> The name is registerable as submitted, but if the client would likea fully authentic Polish name, the period feminine equivalent would be Agneszka Wandrownyka.
We have changed the given name to the form recommended by Nebuly in order to register this name and to partially meet the submitter's request for authenticity. As she only allowed minor changes, and changing the language of the byname from the English the Wanderer// to the Polish //Wandrownyka// is a major change, we were unable to change the name to the completely Polish form recommended by Nebuly. The byname //the Wandereris a Lingua Anglica translation of the Polish byname found by Nebuly and therefore does not count as a weirdness. [Agneszka the Wanderer, 09/2002 LoAR, A-Meridies]
François la Flamme 2001.12 The byname the Wanderer is SCA compatible. This name has one weirdness for use of an SCA-compatible name phrase. Since the entire name is English, there is no additional weirdness for lingual mix and this name is registerable. [Joel the Wanderer, [[7]], A-Artemisia]
François la Flamme 2001.10 No evidence has been found that the bynames the Wanderer// or //the Traveler// were used in English in period. However, they are both SCA compatible. Though the correct modern spelling is //Traveler//, the spelling that has been registered most often is //Traveller//. Therefore, this byname is registerable in both the spelling //the Traveler//and //the Traveller//. [Mihrimah the Traveler, [[8]], R-Ansteorra, //returned for two weirdnesses]
Elsbeth Anne Roth 2001.07 [the Wanderer//] She requested an authentic English name. However, the name is not authentic, as it combines a Gaelic given name with an SCA compatible byname. [Morag the Wanderer, 07/01, A-Artemisia]
Da'ud ibn Auda (2nd tenure, 2nd year) 1996.05 [Wanderer] The byname, for all its enormous popularity in the SCA, remains unattested in English. (Talan Gwynek, LoAR May 1996, p. 5)

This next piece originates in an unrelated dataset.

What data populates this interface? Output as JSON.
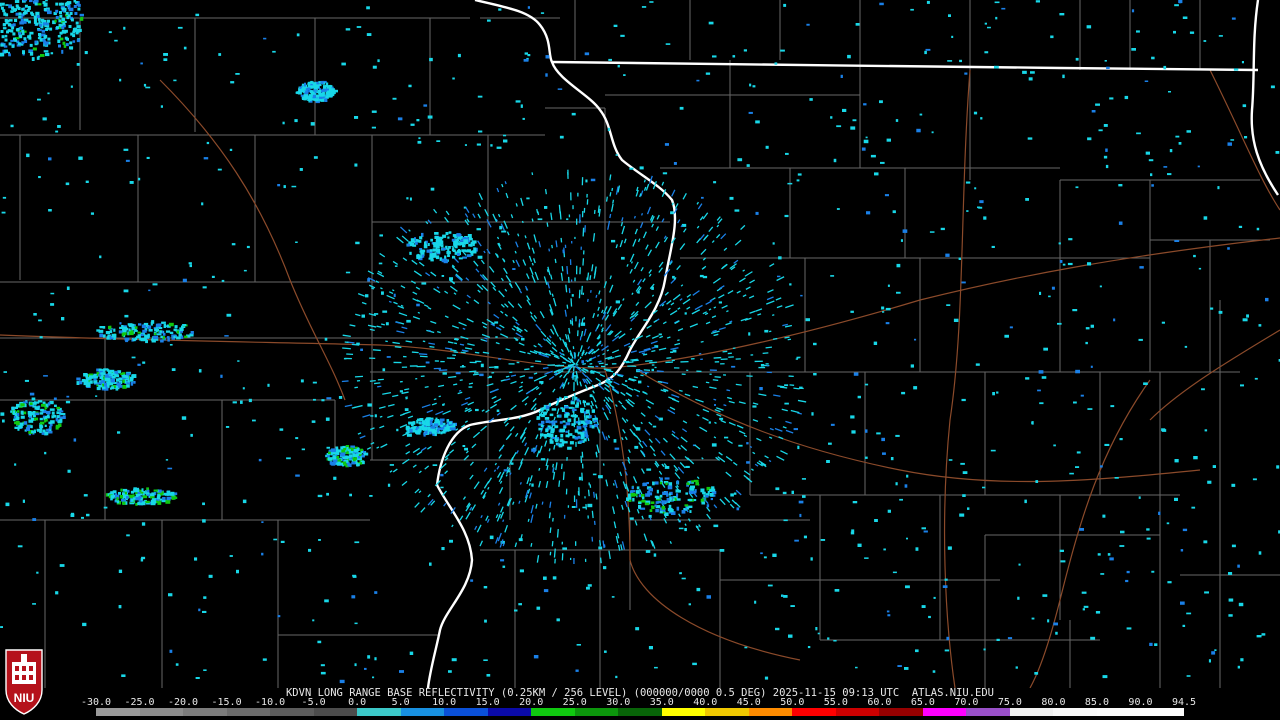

Da'ud ibn Auda (2nd tenure, 2nd year) 1995.12 [registering Johan Gregor the Wanderer] Contrary to the assertion in the LoI, the Wanderer is not a standard English byname; it is a standard SCA byname for which no period citation has yet been found. (Talan Gwynek, LoAR December 1995, p. 8)
[[9]]